The larger and greatly enhanced facilities would obviously have a staffing impact. The medical staff doubled from 100 in the mid-80s to more than 200 physicians a decade later.

As the new physical structure evolved, hospital officials began an evaluation of the entity's identity.

“We did a lot of market research,” Maguire said. “The research confirmed for us that changing the name was the right thing to do and that the community would accept the (new) name.”

In 1992, Bartholomew County Hospital became the Columbus Regional Hospital.

"It was clear that the name “Bartholomew County Hospital” didn’t convey what Columbus, Indiana represented as an amazing small community," Leonard said. "Nor did it describe what a complex facility and medical community the hospital was, and could further become."

Following the official name change, over the next several years, innovative upgrades in business practice and information technology were made in tandem with the development of rigorous standards in service and quality in nursing practice, safety and patient satisfaction. The evolution to a regional referral center with growth in hospital-based services, outreach and presence outside the walls of the main hospital campus continued through the early 2000s and began to take much more deliberate shape under the leadership of current CEO Jim Bickel, who took on the role of president in 2007.
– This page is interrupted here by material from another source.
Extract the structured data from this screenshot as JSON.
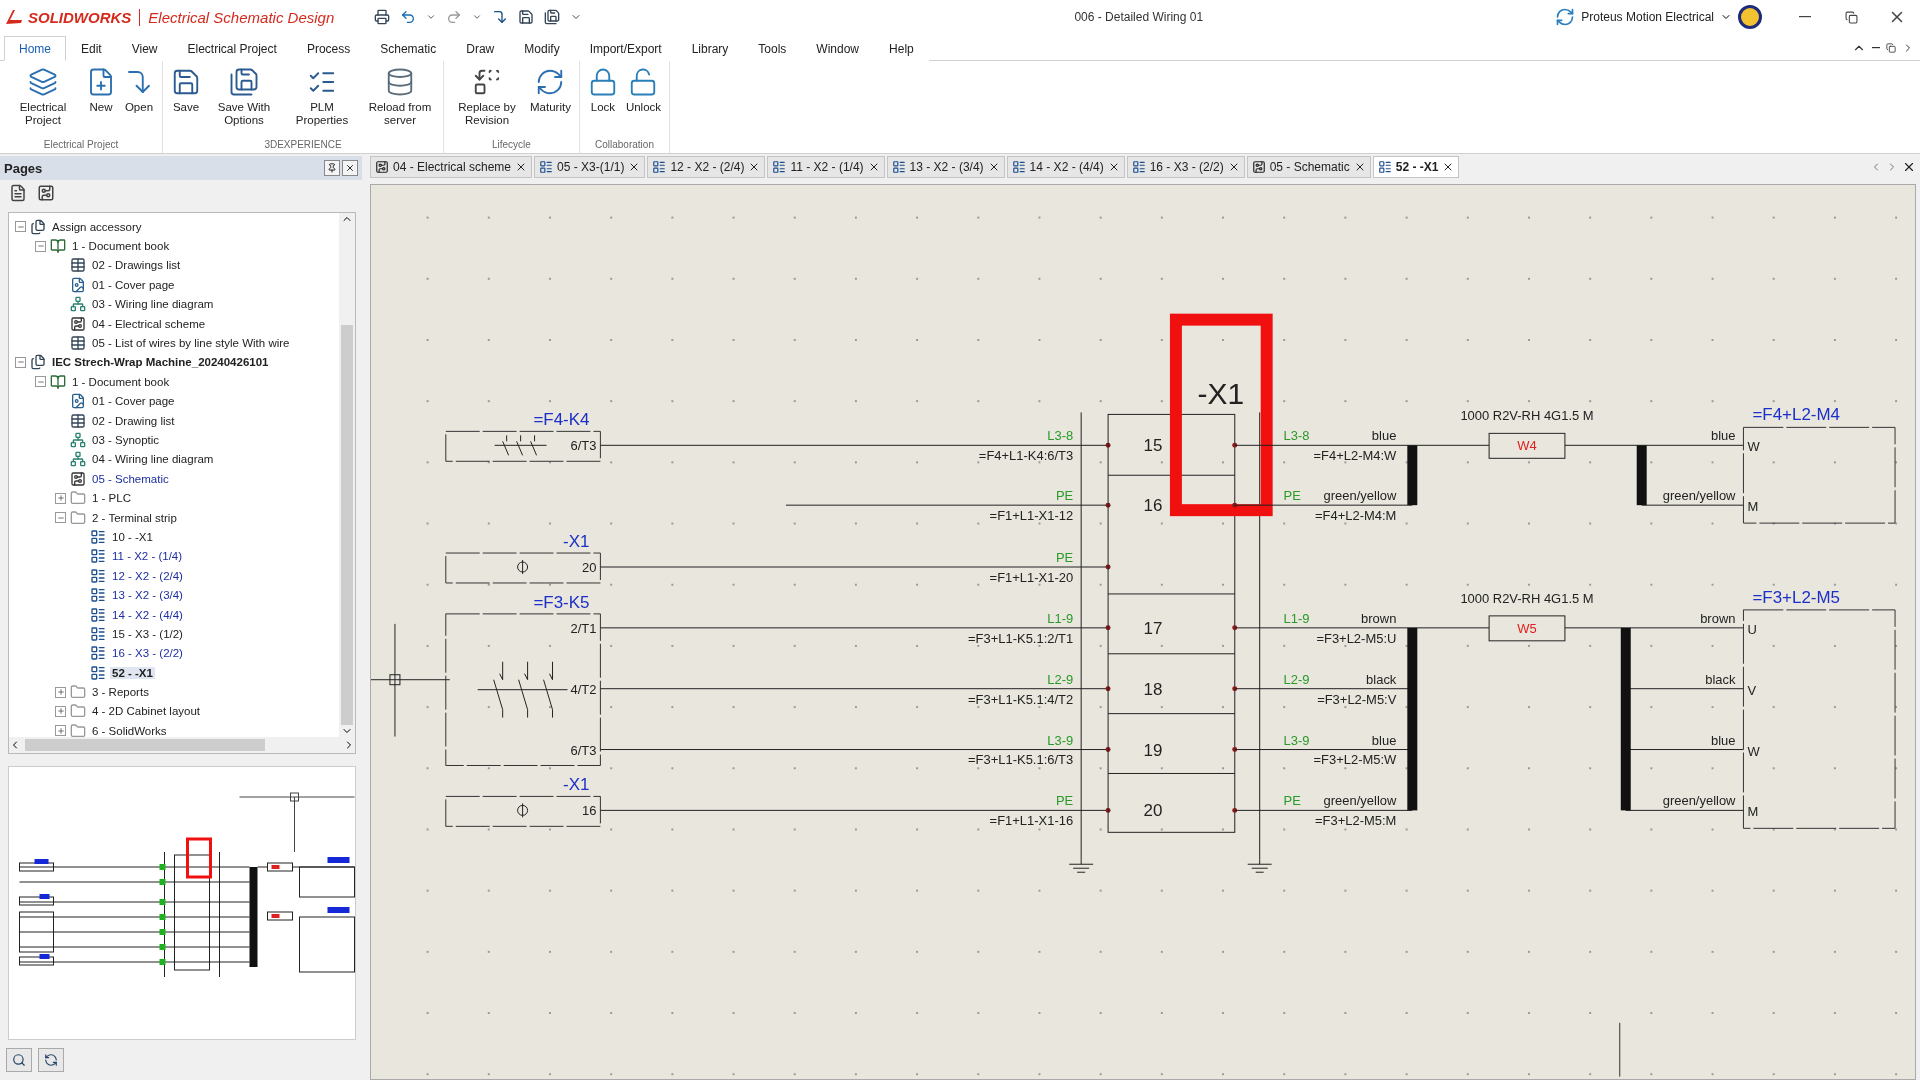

On the heels of recovery from the 2008 flood that closed the hospital for five months, Columbus Regional Health continued to benchmark in the areas of quality, service and innovation with national recognitions and awards ranging from the American Hospital Association’s Quest for Quality Prize, Becker's Hospital Review “100 Great Community Hospitals” and US News & World Report

Columbus Regional Hospital began to further expand to a health system comprised of specialty services, physician practices, wellness services and community outreach programs. To better reflect this growth and deliberate focus on Columbus Regional Hospital and its role in the continuum of health care services offered to area residents, the organization introduced the (name of Columbus Regional Health in 2011. A new vision statement emerged for Columbus Regional Health in 2014 as the health system continued to evolve and innovate in new ways.  The vision statement is as follows:

“Our vision is to be your health and wellness partner for life.  We will achieve our vision by always: Caring for you and our community with compassion; Connecting you to the best health resources; and Excelling in all we do.”

Healthcare services continue to expand under the leadership of Jim Bickel with the building of an all-new Emergency Department, expansion of our Cancer Center, new physicians, specialties and practices joining the health system to further facilitate an integrated health network.

“We also maintain a steady focus on not only outpatient services and chronic disease management, but that continuum of care and how we help patients navigate the health care system,” said Bickel. “We do this in a variety of ways with facilities such as our innovative WellConnect, which is a physical presence that provides community and healthcare connections and a forum for education and outreach, but also through programing such as our Wellness department and strategic partnerships with our affiliates such as OurHospice of South Central Indiana.”

 In addition to the hospital campus, Columbus Regional Health now consists of more than 25 specialty and primary care physician practices under the umbrella of Columbus Regional Health Physicians.

Under the current complement of leadership, the health system has also seen a reinvigorated focus on community outreach.

On the precipice of the next 100 years, Columbus Regional Health continues to position itself for further strategic growth that will not only meet the needs of the community and surrounding areas, but provide state-of-the-art, innovative healthcare options and healthy lifestyle services.